We understand that due to the coronavirus outbreak, you and your children are spending more time at home and you might be looking for a bit more inspiration for things to do. Start by trying some of these simple, fun activities.
Many little things light up hungry little minds. Kids take everything in, and even the smallest things you do with them can make a big difference start by trying some speech therapy games.
They love it when you chat, play and read with them, even when they’re too young to understand everything. Whatever the time and wherever you are, you can turn almost anything into a game. And every little thing you do together will help set them up nicely for the day they start school.
Here are some ideas for speech therapy games and activities to try at home:
- Try sharing familiar books at bedtime. Pause when reading so that your child can join in. Talk about the sounds at the beginning of words and words that start with the same sound (like words beginning with P).
- Encourage your child to recall what has happened in the story. For example, ‘Why is bear feeling sad?’ Ask them to guess what might happen – ‘What should they do next?’ – or how the story might end – ‘Do you think they’re going to find the treasure? Where could it be?’
- Try role-playing games together such as shopping. Set items out on the sofa, give your child a bag and some pretend money. Then switch roles and let them be the shopkeeper.
- Play teddy bears’ picnic. Put soft toys in a circle and give your child a few cups and spoons. Give your child a chance to tell you what to do like, ‘Stir teddy’s tea.’ You could chat to them as you are doing actions, for example, ‘let’s cut the cake in half.’
- Start conversations by using open questions with lots of possible answers, for example, ‘What are you going to play with today?’
- Plan a treasure hunt game, where your child has to listen to your instructions to find a clue or an object. For example, ‘Try looking behind the sofa.’ Help your child look for a specific number of objects and count them together – such as 3 cups, 2 pink socks, 5 pens.

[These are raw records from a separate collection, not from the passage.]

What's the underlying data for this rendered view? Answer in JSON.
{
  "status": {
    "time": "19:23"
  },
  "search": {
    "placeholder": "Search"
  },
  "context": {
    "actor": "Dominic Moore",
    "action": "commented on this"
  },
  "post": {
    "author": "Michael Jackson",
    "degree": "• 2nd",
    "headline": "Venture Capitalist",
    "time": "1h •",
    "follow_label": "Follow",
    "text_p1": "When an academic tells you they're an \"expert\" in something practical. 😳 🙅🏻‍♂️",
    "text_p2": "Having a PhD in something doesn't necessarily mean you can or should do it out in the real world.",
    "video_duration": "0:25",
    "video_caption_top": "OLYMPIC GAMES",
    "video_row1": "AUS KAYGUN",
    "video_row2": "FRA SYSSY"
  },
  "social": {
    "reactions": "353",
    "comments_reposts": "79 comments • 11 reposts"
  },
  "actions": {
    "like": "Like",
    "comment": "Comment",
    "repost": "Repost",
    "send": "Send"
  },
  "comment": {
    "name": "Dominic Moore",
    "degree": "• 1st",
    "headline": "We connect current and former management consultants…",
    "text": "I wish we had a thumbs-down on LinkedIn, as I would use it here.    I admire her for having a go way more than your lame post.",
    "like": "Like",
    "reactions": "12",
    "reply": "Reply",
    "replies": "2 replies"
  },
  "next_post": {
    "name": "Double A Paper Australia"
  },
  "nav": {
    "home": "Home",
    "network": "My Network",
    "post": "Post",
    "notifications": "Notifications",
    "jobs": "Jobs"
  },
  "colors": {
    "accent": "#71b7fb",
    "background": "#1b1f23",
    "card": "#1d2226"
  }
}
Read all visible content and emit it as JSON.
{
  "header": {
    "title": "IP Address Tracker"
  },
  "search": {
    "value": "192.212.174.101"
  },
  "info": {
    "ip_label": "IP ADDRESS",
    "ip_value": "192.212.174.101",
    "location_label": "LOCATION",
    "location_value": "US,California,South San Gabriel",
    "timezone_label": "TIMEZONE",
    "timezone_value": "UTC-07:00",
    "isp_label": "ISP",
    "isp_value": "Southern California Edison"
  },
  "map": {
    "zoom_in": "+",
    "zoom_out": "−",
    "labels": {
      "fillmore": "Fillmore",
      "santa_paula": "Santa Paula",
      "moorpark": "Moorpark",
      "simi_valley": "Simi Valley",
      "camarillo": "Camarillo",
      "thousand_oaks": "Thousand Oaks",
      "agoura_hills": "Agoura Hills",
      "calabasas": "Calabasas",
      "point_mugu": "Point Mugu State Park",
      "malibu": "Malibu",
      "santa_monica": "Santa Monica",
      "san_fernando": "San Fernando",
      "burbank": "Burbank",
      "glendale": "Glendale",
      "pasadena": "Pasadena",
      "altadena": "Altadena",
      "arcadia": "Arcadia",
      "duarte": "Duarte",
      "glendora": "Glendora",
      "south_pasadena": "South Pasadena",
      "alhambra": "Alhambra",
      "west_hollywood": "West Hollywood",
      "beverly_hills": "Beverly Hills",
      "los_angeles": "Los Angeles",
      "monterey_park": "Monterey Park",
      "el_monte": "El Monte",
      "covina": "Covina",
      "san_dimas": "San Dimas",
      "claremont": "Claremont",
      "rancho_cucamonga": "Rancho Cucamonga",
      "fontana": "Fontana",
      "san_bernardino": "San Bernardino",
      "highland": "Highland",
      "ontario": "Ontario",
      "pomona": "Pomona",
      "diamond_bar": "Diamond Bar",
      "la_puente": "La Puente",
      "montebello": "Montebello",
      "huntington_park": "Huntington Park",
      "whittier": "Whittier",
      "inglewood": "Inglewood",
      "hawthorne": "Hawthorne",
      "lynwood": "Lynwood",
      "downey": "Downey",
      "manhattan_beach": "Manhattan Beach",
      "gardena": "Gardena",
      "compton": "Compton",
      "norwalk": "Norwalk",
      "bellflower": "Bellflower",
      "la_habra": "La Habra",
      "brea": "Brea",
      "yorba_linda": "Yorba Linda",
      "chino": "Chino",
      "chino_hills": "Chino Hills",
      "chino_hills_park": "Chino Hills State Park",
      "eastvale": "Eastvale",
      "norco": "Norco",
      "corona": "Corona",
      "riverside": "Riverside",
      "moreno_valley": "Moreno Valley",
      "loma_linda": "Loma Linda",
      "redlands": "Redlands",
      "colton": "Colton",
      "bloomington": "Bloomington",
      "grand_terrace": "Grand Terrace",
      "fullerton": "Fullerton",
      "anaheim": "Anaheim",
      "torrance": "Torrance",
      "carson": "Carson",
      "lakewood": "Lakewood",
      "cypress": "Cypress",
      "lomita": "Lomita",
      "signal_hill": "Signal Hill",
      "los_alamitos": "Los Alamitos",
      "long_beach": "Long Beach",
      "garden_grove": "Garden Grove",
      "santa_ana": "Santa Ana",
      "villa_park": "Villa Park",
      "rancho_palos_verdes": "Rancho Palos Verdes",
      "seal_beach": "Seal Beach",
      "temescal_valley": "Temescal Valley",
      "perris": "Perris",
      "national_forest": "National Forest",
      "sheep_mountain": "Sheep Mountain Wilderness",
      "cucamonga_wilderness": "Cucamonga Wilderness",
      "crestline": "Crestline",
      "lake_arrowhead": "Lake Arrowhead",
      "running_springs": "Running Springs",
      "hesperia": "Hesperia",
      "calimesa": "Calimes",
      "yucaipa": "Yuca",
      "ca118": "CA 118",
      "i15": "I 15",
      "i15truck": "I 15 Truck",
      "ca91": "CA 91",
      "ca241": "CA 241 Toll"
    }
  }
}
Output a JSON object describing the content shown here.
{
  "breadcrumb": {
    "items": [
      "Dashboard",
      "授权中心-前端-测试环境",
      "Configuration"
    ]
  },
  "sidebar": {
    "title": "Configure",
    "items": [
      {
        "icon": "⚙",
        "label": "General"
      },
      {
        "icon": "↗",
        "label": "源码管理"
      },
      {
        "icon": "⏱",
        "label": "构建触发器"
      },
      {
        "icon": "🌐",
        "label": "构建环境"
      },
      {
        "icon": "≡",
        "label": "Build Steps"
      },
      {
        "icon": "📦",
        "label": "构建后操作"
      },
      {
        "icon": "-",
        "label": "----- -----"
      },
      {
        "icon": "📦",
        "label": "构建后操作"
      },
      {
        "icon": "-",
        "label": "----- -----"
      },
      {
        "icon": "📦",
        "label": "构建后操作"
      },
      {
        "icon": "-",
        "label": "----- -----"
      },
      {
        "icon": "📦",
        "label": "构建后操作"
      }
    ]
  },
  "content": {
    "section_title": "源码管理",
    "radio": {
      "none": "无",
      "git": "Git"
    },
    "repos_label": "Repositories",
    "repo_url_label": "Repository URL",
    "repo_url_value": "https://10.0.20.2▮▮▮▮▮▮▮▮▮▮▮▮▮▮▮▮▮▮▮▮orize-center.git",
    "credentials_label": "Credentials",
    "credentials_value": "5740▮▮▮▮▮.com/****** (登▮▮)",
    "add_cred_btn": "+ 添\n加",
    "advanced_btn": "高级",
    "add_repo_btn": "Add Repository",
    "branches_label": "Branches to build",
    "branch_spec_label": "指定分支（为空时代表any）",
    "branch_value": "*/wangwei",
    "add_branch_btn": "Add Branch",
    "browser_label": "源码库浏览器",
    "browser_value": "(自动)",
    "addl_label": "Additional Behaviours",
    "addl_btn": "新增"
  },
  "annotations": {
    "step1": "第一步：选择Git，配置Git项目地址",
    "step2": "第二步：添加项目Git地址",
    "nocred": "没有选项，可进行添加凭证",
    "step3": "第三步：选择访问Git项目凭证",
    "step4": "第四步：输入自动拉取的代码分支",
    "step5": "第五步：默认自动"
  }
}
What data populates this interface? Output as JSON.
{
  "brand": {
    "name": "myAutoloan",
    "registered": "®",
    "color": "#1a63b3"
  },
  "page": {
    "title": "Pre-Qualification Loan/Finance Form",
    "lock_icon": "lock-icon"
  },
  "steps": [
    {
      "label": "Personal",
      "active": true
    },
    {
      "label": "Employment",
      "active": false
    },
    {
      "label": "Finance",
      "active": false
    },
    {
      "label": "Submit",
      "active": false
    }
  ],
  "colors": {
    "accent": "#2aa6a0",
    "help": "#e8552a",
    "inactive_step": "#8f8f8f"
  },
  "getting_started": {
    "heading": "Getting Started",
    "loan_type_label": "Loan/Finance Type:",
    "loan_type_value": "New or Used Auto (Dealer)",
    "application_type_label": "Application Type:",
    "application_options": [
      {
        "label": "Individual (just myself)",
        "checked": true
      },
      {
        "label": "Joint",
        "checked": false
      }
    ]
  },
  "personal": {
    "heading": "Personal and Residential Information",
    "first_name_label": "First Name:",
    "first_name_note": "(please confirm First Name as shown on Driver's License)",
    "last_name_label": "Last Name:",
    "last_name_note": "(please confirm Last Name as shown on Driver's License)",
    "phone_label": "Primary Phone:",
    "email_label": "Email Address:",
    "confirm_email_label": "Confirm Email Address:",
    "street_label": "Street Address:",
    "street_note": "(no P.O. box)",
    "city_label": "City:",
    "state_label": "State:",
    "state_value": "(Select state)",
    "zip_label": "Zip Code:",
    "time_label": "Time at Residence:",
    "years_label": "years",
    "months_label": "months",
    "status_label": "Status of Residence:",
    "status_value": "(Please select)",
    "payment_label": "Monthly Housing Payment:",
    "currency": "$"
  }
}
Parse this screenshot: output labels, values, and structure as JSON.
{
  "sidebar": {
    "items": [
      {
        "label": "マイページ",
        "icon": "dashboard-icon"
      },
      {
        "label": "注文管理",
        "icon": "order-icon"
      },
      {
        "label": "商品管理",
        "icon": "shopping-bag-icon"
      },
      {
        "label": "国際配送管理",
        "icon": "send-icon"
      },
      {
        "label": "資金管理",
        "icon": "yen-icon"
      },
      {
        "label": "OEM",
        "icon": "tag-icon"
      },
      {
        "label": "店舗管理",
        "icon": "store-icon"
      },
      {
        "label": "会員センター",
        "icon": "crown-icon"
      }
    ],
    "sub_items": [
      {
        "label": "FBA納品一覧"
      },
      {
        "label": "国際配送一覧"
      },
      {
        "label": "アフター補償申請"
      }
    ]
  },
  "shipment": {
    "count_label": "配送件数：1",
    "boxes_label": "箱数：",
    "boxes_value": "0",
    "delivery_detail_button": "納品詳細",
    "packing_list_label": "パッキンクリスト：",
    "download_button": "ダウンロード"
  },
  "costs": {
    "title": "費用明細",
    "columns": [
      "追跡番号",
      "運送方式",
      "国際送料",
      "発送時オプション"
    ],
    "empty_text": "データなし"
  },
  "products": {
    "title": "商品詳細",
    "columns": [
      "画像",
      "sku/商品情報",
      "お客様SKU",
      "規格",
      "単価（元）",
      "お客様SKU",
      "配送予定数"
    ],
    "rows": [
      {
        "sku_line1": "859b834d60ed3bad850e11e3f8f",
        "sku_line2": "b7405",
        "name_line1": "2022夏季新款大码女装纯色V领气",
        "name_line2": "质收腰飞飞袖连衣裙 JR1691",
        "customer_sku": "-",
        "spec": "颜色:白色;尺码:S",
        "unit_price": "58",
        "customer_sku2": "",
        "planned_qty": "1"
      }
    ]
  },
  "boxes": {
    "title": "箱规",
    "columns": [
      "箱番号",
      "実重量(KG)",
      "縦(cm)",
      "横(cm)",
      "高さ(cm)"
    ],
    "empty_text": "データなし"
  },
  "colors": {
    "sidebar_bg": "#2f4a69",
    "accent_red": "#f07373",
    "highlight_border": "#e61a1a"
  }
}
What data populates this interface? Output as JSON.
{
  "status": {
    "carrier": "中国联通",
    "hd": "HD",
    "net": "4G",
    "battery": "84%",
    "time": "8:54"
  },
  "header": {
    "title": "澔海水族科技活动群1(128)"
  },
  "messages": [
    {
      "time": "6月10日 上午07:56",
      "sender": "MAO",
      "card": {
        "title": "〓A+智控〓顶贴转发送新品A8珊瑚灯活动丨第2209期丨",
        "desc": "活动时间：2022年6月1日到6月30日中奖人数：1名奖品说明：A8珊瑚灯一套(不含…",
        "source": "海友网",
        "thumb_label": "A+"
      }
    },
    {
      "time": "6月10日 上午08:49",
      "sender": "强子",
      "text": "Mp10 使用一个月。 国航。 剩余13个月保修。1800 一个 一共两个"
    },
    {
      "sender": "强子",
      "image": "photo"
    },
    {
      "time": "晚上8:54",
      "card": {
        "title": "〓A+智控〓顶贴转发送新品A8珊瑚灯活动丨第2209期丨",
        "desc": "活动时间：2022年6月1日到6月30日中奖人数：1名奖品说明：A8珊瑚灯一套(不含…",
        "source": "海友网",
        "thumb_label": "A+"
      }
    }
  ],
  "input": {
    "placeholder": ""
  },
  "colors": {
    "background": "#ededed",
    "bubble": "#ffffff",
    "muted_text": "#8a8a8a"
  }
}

- Help your child make a puppet show about their favorite story using objects around the house.
- Play sorting games together. Collect a range of different household objects and practice sorting them into different groups, perhaps by size or color. Once you have finished, count all the objects in each group.
- Play a make-believe journey game with your child. Make a car out of a cardboard box that you decorate together, or just grab some cushions, pile in a few teddy bear passengers, and let your child drive you off on an adventure.
For the older children, board games for speech therapy at home are great. I think using regular games helps kids to feel less singled out, it’s usually cheaper than buying specialist resources.
Board games have long been a staple of childhood development. There’s a host of academic functions being put to use when our children play board games.
Whether it’s reading the cards for the next clue, or drawing crazy pictures to describe a word or sentence, the best board games for speech therapy all have a little bit of educational value tucked inside the good-hearted competition of the game.
Youngsters are encouraged to recognize numbers on the dice and put their counting skills to use as they count off the number of paces they can move. Many popular board games let us put our math skills to use to count up all our money and see who’s winning!
Board games are also great for developing your child’s social skills and manners. Every child will at some point have an absolute meltdown if they don’t win, but eventually they will come to terms with fair play, honesty and the value of playing just for fun. Learning to take turns, share and be a good sport all come from a night of playing games with the family.
Some of the best board games for speech therapy on the market today are the same ones you played when you were a kid, so you may recognize some of the names below.
Taboo – Get your team to say the Guess Word at the top of your card by giving them clues, without saying any of the banned ‘Taboo’ words.
Crocodile Dentist – Try to take out all the crocodile’s teeth without being the player to trap their finger when his jaws spring shut.
Jenga Game for Speech Therapy – Take turns to take a block from somewhere on the tower and place it on the top, building higher and higher, until the tower collapses.
Headbandz – Children use yes/no questions to guess the identity of the card they’ve been dealt.
What are your favorite games?